- _INSTRUCTIONS TO FOLLOW_: Each entry, as given, must be output unchanged.

*** DATA FOR ANALYSIS Section Begins ***

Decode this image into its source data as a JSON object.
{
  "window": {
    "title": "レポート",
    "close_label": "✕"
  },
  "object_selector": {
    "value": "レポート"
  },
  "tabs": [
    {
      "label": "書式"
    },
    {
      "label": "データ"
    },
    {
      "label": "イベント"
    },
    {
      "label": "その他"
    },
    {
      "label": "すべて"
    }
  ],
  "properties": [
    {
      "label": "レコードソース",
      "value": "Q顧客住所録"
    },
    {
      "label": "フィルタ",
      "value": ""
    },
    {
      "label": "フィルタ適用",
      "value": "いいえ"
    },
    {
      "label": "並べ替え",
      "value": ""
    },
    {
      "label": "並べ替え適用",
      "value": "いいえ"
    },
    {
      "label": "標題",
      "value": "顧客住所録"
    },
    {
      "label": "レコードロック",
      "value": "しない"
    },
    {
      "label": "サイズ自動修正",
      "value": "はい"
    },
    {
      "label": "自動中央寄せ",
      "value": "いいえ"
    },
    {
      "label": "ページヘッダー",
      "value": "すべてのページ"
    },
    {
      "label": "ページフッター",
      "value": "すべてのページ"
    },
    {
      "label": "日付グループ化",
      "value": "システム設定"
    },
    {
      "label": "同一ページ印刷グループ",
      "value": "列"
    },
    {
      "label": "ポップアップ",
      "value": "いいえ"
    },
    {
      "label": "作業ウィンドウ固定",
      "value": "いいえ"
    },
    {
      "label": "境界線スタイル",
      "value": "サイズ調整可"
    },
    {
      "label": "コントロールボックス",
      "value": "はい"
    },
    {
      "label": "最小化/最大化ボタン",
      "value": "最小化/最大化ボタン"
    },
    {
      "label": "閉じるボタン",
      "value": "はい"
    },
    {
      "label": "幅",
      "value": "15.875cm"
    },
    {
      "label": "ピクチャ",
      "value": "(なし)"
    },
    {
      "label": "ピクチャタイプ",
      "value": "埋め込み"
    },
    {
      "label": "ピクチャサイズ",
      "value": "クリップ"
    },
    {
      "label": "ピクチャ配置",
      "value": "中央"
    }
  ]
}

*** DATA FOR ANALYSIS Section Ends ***

- _OUTPUT FOR THIS EXERCISE_:
Decode this image into its source data as a JSON object.
{
  "window": {
    "title": "レポート",
    "close_label": "✕"
  },
  "object_selector": {
    "value": "レポート"
  },
  "tabs": [
    {
      "label": "書式"
    },
    {
      "label": "データ"
    },
    {
      "label": "イベント"
    },
    {
      "label": "その他"
    },
    {
      "label": "すべて"
    }
  ],
  "properties": [
    {
      "label": "レコードソース",
      "value": "Q顧客住所録"
    },
    {
      "label": "フィルタ",
      "value": ""
    },
    {
      "label": "フィルタ適用",
      "value": "いいえ"
    },
    {
      "label": "並べ替え",
      "value": ""
    },
    {
      "label": "並べ替え適用",
      "value": "いいえ"
    },
    {
      "label": "標題",
      "value": "顧客住所録"
    },
    {
      "label": "レコードロック",
      "value": "しない"
    },
    {
      "label": "サイズ自動修正",
      "value": "はい"
    },
    {
      "label": "自動中央寄せ",
      "value": "いいえ"
    },
    {
      "label": "ページヘッダー",
      "value": "すべてのページ"
    },
    {
      "label": "ページフッター",
      "value": "すべてのページ"
    },
    {
      "label": "日付グループ化",
      "value": "システム設定"
    },
    {
      "label": "同一ページ印刷グループ",
      "value": "列"
    },
    {
      "label": "ポップアップ",
      "value": "いいえ"
    },
    {
      "label": "作業ウィンドウ固定",
      "value": "いいえ"
    },
    {
      "label": "境界線スタイル",
      "value": "サイズ調整可"
    },
    {
      "label": "コントロールボックス",
      "value": "はい"
    },
    {
      "label": "最小化/最大化ボタン",
      "value": "最小化/最大化ボタン"
    },
    {
      "label": "閉じるボタン",
      "value": "はい"
    },
    {
      "label": "幅",
      "value": "15.875cm"
    },
    {
      "label": "ピクチャ",
      "value": "(なし)"
    },
    {
      "label": "ピクチャタイプ",
      "value": "埋め込み"
    },
    {
      "label": "ピクチャサイズ",
      "value": "クリップ"
    },
    {
      "label": "ピクチャ配置",
      "value": "中央"
    }
  ]
}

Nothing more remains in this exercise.